PhotobucketSnoek is a fish that is indigenous to South African waters and is available during the winter months when you can see fisherman trying to sell their “Day’s Catch” on the side of the roads. It is a very popular fish and here are some of my fellow South African foodies who have made classic recipes such as smoorsnoek, snoekbraai and snoek pates.
At the moment it is not in season, but a fish that is available at the moment is Angelfish. It sold for R23.99 per kilo yesterday and it was a good buy for filleted, boneless fish. Angelfish has a texture very similar to snoek – the flesh is dry and firm, not at all like hake or kingklip.

Angelfish is ideal for smoking and that gave me the idea to add the smoky taste without having to take out the smoker. I had to think of something to keep the fish moist and came up with this idea – stuff the fish with feta, sun-dried tomatoes and pesto and wrap it in bacon before you bake it.

 Angelfish with Millet risotto

about 1kg angelfish – filleted and skin removed.
1 rings feta cheese
sun-dried tomato pesto
basil pesto
salt and pepper
250gr bacon rashers

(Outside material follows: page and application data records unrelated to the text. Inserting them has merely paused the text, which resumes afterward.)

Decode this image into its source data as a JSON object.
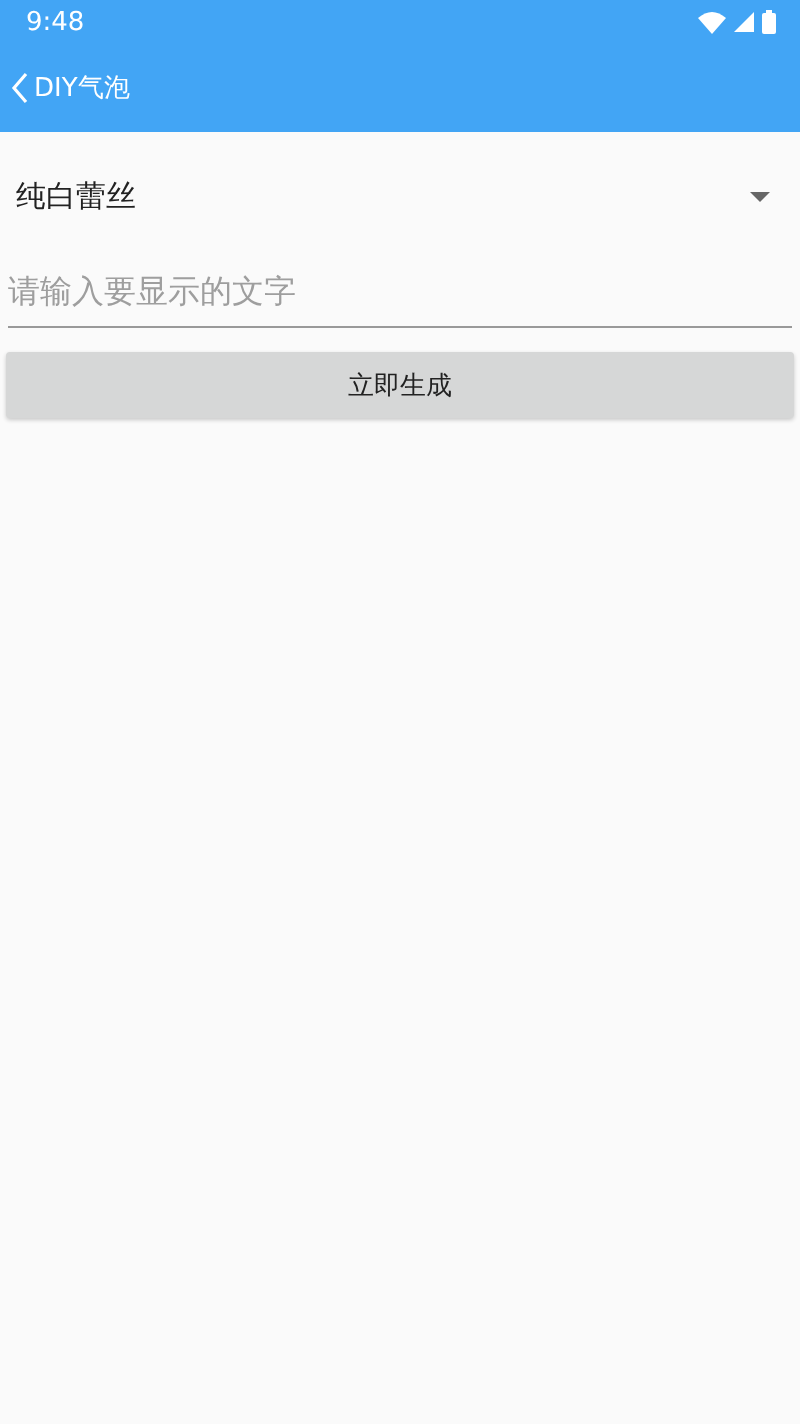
{
  "status_bar": {
    "time": "9:48"
  },
  "app_bar": {
    "title": "DIY气泡"
  },
  "dropdown": {
    "value": "纯白蕾丝"
  },
  "text_input": {
    "placeholder": "请输入要显示的文字"
  },
  "button": {
    "label": "立即生成"
  }
}
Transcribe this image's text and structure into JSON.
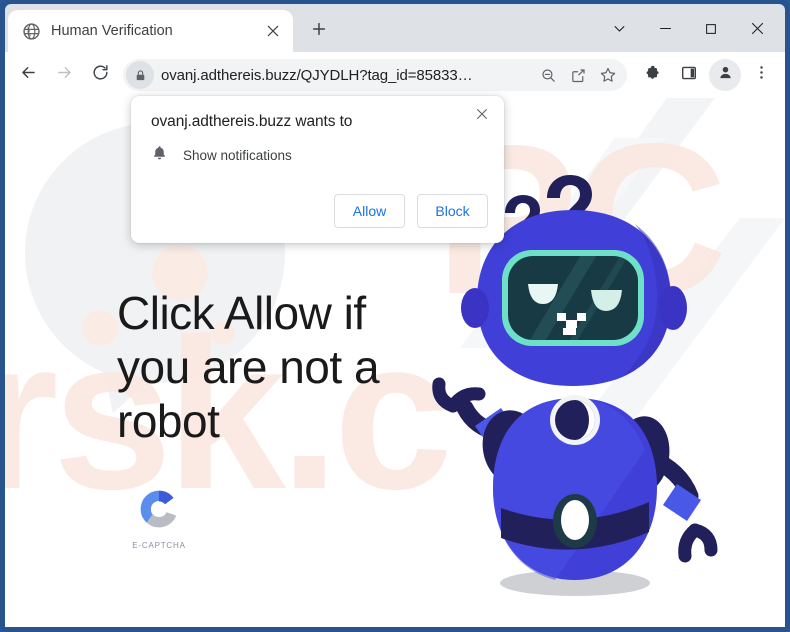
{
  "browser": {
    "tab": {
      "title": "Human Verification",
      "favicon_icon": "globe-icon",
      "close_icon": "close-icon"
    },
    "new_tab_icon": "plus-icon",
    "window_controls": {
      "more_icon": "chevron-down-icon",
      "minimize_icon": "minimize-icon",
      "maximize_icon": "maximize-icon",
      "close_icon": "close-icon"
    },
    "toolbar": {
      "back_icon": "back-arrow-icon",
      "forward_icon": "forward-arrow-icon",
      "reload_icon": "reload-icon",
      "lock_icon": "lock-icon",
      "url": "ovanj.adthereis.buzz/QJYDLH?tag_id=85833…",
      "zoom_out_icon": "zoom-out-icon",
      "share_icon": "share-icon",
      "bookmark_icon": "star-icon",
      "extensions_icon": "puzzle-piece-icon",
      "side_panel_icon": "side-panel-icon",
      "profile_icon": "profile-avatar-icon",
      "menu_icon": "three-dot-menu-icon"
    }
  },
  "permission_dialog": {
    "title": "ovanj.adthereis.buzz wants to",
    "close_icon": "close-icon",
    "request": {
      "icon": "bell-icon",
      "label": "Show notifications"
    },
    "allow_label": "Allow",
    "block_label": "Block"
  },
  "page": {
    "headline": "Click Allow if you are not a robot",
    "captcha": {
      "logo_icon": "c-ring-icon",
      "label": "E-CAPTCHA"
    },
    "mascot": {
      "name": "robot-mascot",
      "question_marks_icon": "question-marks-icon"
    }
  },
  "colors": {
    "window_frame": "#28538c",
    "tabstrip": "#dee1e6",
    "omnibox": "#f1f3f4",
    "link_blue": "#1a73e8",
    "robot_body": "#4040d9",
    "robot_dark": "#22205a",
    "visor": "#173a44",
    "visor_border": "#6ee0c8",
    "captcha_blue": "#3b5bdb",
    "captcha_light": "#5b8def",
    "captcha_gray": "#b9bcc4",
    "watermark": "#fdeee8"
  }
}
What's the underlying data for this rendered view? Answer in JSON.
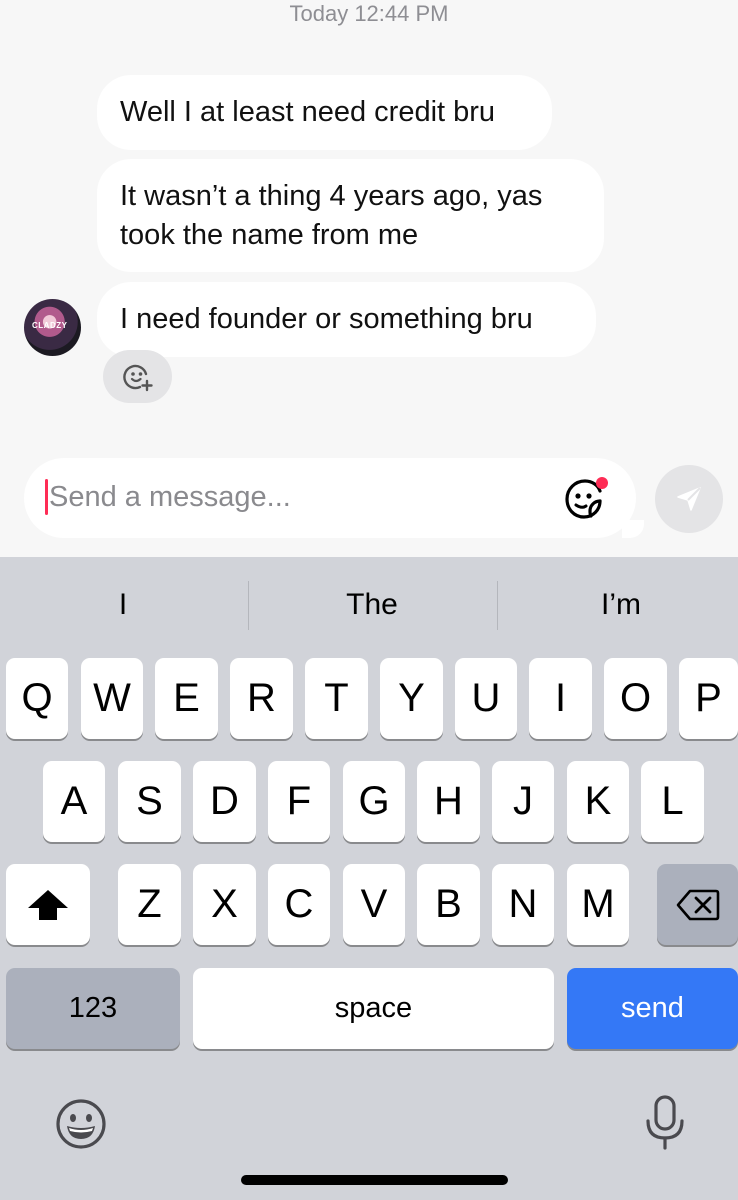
{
  "chat": {
    "timestamp": "Today 12:44 PM",
    "messages": [
      {
        "text": "Well I at least need credit bru"
      },
      {
        "text": "It wasn’t a thing 4 years ago, yas took the name from me"
      },
      {
        "text": "I need founder or something bru"
      }
    ],
    "avatar_badge": "CLADZY"
  },
  "composer": {
    "placeholder": "Send a message..."
  },
  "keyboard": {
    "suggestions": [
      "I",
      "The",
      "I’m"
    ],
    "row1": [
      "Q",
      "W",
      "E",
      "R",
      "T",
      "Y",
      "U",
      "I",
      "O",
      "P"
    ],
    "row2": [
      "A",
      "S",
      "D",
      "F",
      "G",
      "H",
      "J",
      "K",
      "L"
    ],
    "row3": [
      "Z",
      "X",
      "C",
      "V",
      "B",
      "N",
      "M"
    ],
    "numbers_label": "123",
    "space_label": "space",
    "send_label": "send"
  },
  "colors": {
    "accent_cursor": "#fe2c55",
    "send_key": "#3478f6",
    "notification_dot": "#fe2c55"
  },
  "icons": [
    "add-reaction-icon",
    "sticker-icon",
    "send-arrow-icon",
    "shift-icon",
    "backspace-icon",
    "emoji-icon",
    "microphone-icon"
  ]
}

Pre-heat oven to 180CCut the fish in even-sized blocks – about 6x6cm( I got 2 bocks out of one fillet). Cut the feta cheese in “sticks”(about the size of a potato chip). Lay a piece of cheese on one block of fish, top with the 2 pestos and then another piece of fish. Wrap in bacon – I used 3 rashers per “parcel”. Secure with kebab sticks and bake in the oven for about 10-15 minutes. I overcooked my fish slightly, so consider yourself warned.

Another interesting facet to this meal was the Millet risotto. Karen Railey who is the author of the popular book, How to Improve Fading Memory and Thinking Skills with Nutrition, says that Millet is highly nutritious, non-glutinous and like buckwheat and quinoa, is not an acid forming food so is soothing and easy to digest. In fact, it is considered to be one of the least allergenic and most digestible grains available and it is a warming grain so will help to heat the body in cold or rainy seasons and climates. We are having a very cold week here in the middle of summer and my whole family has got the sniffles. I thought this was a great accompaniment with the fish and indeed a heart and body-warming meal.

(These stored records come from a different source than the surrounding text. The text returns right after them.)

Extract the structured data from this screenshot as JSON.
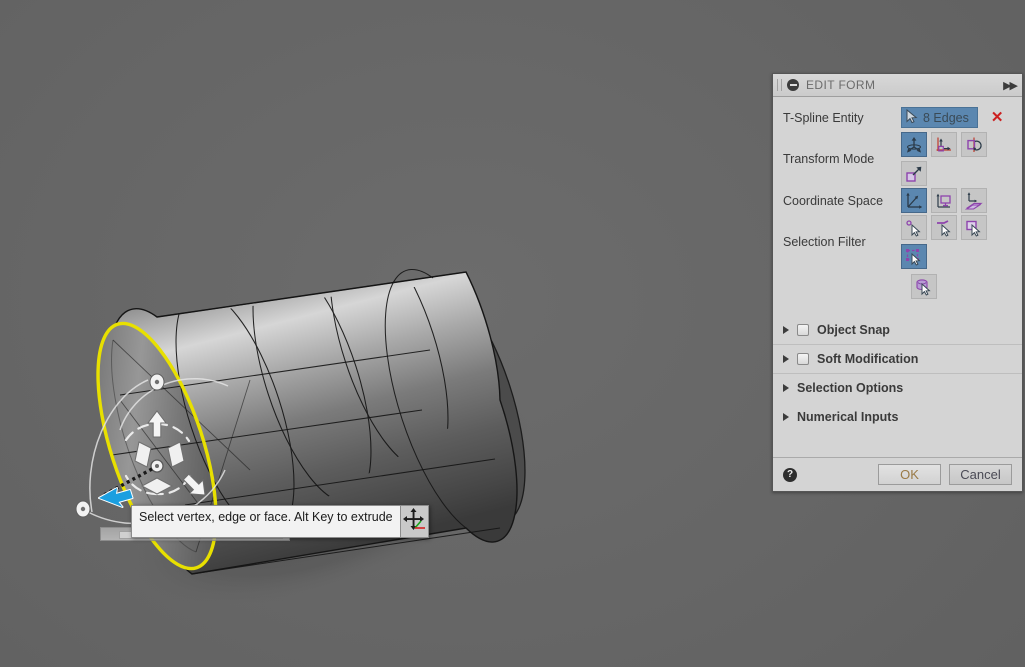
{
  "viewport": {
    "name": "3d-viewport",
    "background_color": "#666666",
    "model": {
      "name": "t-spline-cylinder",
      "highlight_color": "#e8e000",
      "surface_light": "#d8d8d8",
      "surface_dark": "#3c3c3c"
    },
    "manipulator": {
      "name": "transform-gizmo",
      "active_axis_color": "#1b9fe0"
    }
  },
  "tooltip": {
    "text": "Select vertex, edge or face. Alt Key to extrude",
    "cursor_icon": "move-cursor-icon"
  },
  "panel": {
    "title": "EDIT FORM",
    "collapse_icon": "collapse-circle-icon",
    "grip_icon": "drag-grip-icon",
    "expand_icon": "fast-forward-icon",
    "accent_color": "#5b87b0",
    "background_color": "#d4d4d4",
    "rows": [
      {
        "label": "T-Spline Entity",
        "selection_value": "8 Edges",
        "selection_icon": "select-cursor-icon",
        "clear_icon": "red-x-icon"
      },
      {
        "label": "Transform Mode",
        "options": [
          {
            "name": "transform-mode-all",
            "icon": "all-directions-icon",
            "active": true
          },
          {
            "name": "transform-mode-translate",
            "icon": "translate-icon",
            "active": false
          },
          {
            "name": "transform-mode-rotate",
            "icon": "rotate-icon",
            "active": false
          },
          {
            "name": "transform-mode-scale",
            "icon": "scale-icon",
            "active": false
          }
        ]
      },
      {
        "label": "Coordinate Space",
        "options": [
          {
            "name": "coordinate-space-world",
            "icon": "world-axes-icon",
            "active": true
          },
          {
            "name": "coordinate-space-view",
            "icon": "screen-icon",
            "active": false
          },
          {
            "name": "coordinate-space-surface",
            "icon": "surface-plane-icon",
            "active": false
          }
        ]
      },
      {
        "label": "Selection Filter",
        "options": [
          {
            "name": "selection-filter-vertex",
            "icon": "vertex-select-icon",
            "active": false
          },
          {
            "name": "selection-filter-edge",
            "icon": "edge-select-icon",
            "active": false
          },
          {
            "name": "selection-filter-face",
            "icon": "face-select-icon",
            "active": false
          },
          {
            "name": "selection-filter-body",
            "icon": "body-select-icon",
            "active": true
          },
          {
            "name": "selection-filter-object",
            "icon": "object-select-icon",
            "active": false
          }
        ]
      }
    ],
    "sections": [
      {
        "label": "Object Snap",
        "has_checkbox": true,
        "checked": false,
        "expanded": false
      },
      {
        "label": "Soft Modification",
        "has_checkbox": true,
        "checked": false,
        "expanded": false
      },
      {
        "label": "Selection Options",
        "has_checkbox": false,
        "checked": false,
        "expanded": false
      },
      {
        "label": "Numerical Inputs",
        "has_checkbox": false,
        "checked": false,
        "expanded": false
      }
    ],
    "footer": {
      "help_label": "?",
      "ok_label": "OK",
      "cancel_label": "Cancel"
    }
  }
}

1 onion – finely chopped

1 cup dry millet
3 cups vegetable stock
125ml white wine
1 Tbsp olive oil
100ml grated parmesan cheese

Saute onion in olive oil. Add millet and stir until all grains are covered with oil. Add wine and cook until the wine is absorbed. Add all the stock and cook until thick and creamy. Stir in the cheese and serve piping hot.

Last but not least, I received another award, this time from the blogger who is living my dream(in France.) Her name is Hopie and her site is called Hopie’s Kitchen.
I received this Yum-Yum blog award from her and it is so special to me, because that is exactly what I am after when preparing a meal – the Yum factor! I pass this award on to every blogger that I visit on a daily basis – I am gob-smacked at some of your creations. Thanks Hopie!